### What you will do
Every entry in the listing below is to be output unchanged.

### The data
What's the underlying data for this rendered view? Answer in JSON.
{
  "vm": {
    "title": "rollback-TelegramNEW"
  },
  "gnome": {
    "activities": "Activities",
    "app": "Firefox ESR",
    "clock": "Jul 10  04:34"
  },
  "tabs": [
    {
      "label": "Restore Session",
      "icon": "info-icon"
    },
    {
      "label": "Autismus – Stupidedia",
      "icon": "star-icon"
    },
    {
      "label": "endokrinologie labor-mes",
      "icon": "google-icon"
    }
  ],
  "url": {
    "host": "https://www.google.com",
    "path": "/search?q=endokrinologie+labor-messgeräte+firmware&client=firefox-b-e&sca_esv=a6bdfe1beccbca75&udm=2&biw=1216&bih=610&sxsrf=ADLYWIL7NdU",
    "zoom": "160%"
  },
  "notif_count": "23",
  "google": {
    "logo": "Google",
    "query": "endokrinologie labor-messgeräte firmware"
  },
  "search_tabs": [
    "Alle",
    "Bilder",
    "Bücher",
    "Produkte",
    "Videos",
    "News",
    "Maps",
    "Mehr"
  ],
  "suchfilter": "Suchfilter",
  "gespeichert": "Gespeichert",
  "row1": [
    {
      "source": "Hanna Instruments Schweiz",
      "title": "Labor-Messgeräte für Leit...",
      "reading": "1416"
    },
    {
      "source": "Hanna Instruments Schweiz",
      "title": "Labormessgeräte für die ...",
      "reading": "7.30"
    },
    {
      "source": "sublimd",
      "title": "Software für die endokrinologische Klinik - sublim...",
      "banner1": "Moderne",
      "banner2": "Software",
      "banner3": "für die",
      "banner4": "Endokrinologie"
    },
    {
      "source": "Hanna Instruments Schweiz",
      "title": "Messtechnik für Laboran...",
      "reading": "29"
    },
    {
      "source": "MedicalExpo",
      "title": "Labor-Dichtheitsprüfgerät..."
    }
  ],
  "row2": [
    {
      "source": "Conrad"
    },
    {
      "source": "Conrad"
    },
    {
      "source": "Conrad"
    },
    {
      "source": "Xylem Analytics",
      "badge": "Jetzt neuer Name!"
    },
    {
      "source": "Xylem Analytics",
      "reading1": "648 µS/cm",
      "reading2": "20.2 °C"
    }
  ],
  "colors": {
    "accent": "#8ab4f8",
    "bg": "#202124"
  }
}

### Reply
What's the underlying data for this rendered view? Answer in JSON.
{
  "vm": {
    "title": "rollback-TelegramNEW"
  },
  "gnome": {
    "activities": "Activities",
    "app": "Firefox ESR",
    "clock": "Jul 10  04:34"
  },
  "tabs": [
    {
      "label": "Restore Session",
      "icon": "info-icon"
    },
    {
      "label": "Autismus – Stupidedia",
      "icon": "star-icon"
    },
    {
      "label": "endokrinologie labor-mes",
      "icon": "google-icon"
    }
  ],
  "url": {
    "host": "https://www.google.com",
    "path": "/search?q=endokrinologie+labor-messgeräte+firmware&client=firefox-b-e&sca_esv=a6bdfe1beccbca75&udm=2&biw=1216&bih=610&sxsrf=ADLYWIL7NdU",
    "zoom": "160%"
  },
  "notif_count": "23",
  "google": {
    "logo": "Google",
    "query": "endokrinologie labor-messgeräte firmware"
  },
  "search_tabs": [
    "Alle",
    "Bilder",
    "Bücher",
    "Produkte",
    "Videos",
    "News",
    "Maps",
    "Mehr"
  ],
  "suchfilter": "Suchfilter",
  "gespeichert": "Gespeichert",
  "row1": [
    {
      "source": "Hanna Instruments Schweiz",
      "title": "Labor-Messgeräte für Leit...",
      "reading": "1416"
    },
    {
      "source": "Hanna Instruments Schweiz",
      "title": "Labormessgeräte für die ...",
      "reading": "7.30"
    },
    {
      "source": "sublimd",
      "title": "Software für die endokrinologische Klinik - sublim...",
      "banner1": "Moderne",
      "banner2": "Software",
      "banner3": "für die",
      "banner4": "Endokrinologie"
    },
    {
      "source": "Hanna Instruments Schweiz",
      "title": "Messtechnik für Laboran...",
      "reading": "29"
    },
    {
      "source": "MedicalExpo",
      "title": "Labor-Dichtheitsprüfgerät..."
    }
  ],
  "row2": [
    {
      "source": "Conrad"
    },
    {
      "source": "Conrad"
    },
    {
      "source": "Conrad"
    },
    {
      "source": "Xylem Analytics",
      "badge": "Jetzt neuer Name!"
    },
    {
      "source": "Xylem Analytics",
      "reading1": "648 µS/cm",
      "reading2": "20.2 °C"
    }
  ],
  "colors": {
    "accent": "#8ab4f8",
    "bg": "#202124"
  }
}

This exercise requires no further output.